LOS ANGELES (CelebrityAccess) It’s all over but for the shouting for the block booking kerfuffle between Live Nation and AEG with Ozzy Osbourne officially dropping his lawsuit against the latter on Friday.
The two promotional giants had been in a nasty back-and-forth, accusing each other of forcing artists to play unwanted venues when asking for others. Azoff MSG Entertainment, which is closely associated with Live Nation and is also closely associated with The Forum in Inglewood, Calif., and, obviously, Madison Square Garden in New York, had been accused of a block booking tactic by AEG. The competitor claimed that artists could not play one (MSG) without playing the other (The Forum) when touring.
Then, however, when Ozzy Osbourne and wife/manager Sharon Osbourne filed a lawsuit against AEG for the same tactic, it included a documented agreement that an artist could not play AEG’s The O2 arena in London without playing the company’s Staples Center in Los Angeles.
The situation was closed when AEG chief Jay Marciano said the company would drop the demand and Irving Azoff of Azoff MSG Entertainment in turn issued a statement that called a truce, but the Osbournes dropping their case is the final punctuation point.
“Sharon and Ozzy are pleased, there is nothing left to litigate,” Osbourne attorney Dan Wall told Billboard after filing a stipulation to dismiss the case on Friday.
U.S. District Court Judge Dale Fischer had recently made a ruling in the Osbourne’s favor, rejecting AEG’s attempt to dismiss the case and saying that Ozzy’s concern had merit.
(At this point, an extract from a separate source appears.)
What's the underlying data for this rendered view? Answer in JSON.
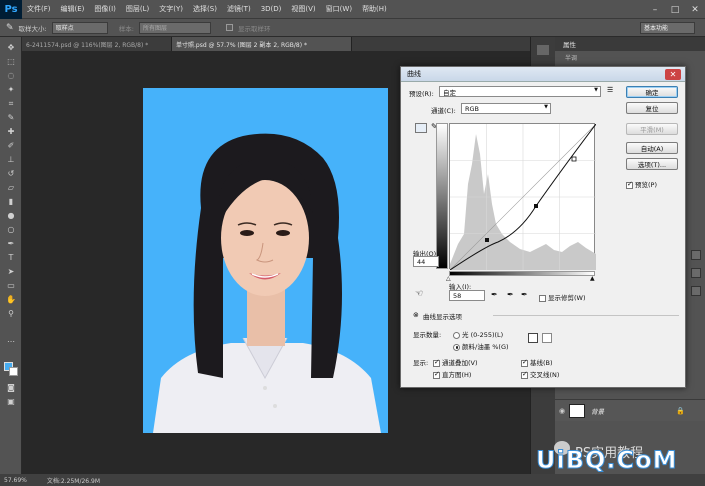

AEG dropped the block booking requirement six weeks later, telling Billboard, “promoters for artists that want to play the O2 will no longer be required to commit to playing Staples Center,” adding, “Going forward, we will only require this commitment if we believed artists were being pressured to play the Forum to gain access to the Garden.”
AEG released the following statement on Friday:
On Friday, Ozzy Osbourne dismissed the class action lawsuit he filed against AEG. This dismissal with prejudice is a victory for AEG. We were fully prepared to see the case through to vindicate our policy, but now that Osbourne has decided to dismiss with prejudice, the case is over.
Our policy was an appropriate, lawful and effective competitive response to Irving Azoff’s pressure tactics seeking to force artists into the Forum. If those tactics resurface, we will redeploy our policy as needed.
The Osbourne suit was instigated by Azoff and paid for by MSG and Live Nation. It was hatched on the back of an artist who we believe had no idea what he was biting off. The suit was a transparent public relations ploy that failed to pressure AEG into backing down from a booking policy that was an effective competitive response to the MSG-Forum tie.
It is no surprise that once AEG refused to back down, Azoff, MSG and Live Nation became eager to drop the case as soon as possible. They dismissed the case with prejudice after realizing AEG would aggressively defend it, costing them tens of millions of dollars and posing a source of embarrassment once their questionable tactics were exposed in the course of discovery and trial.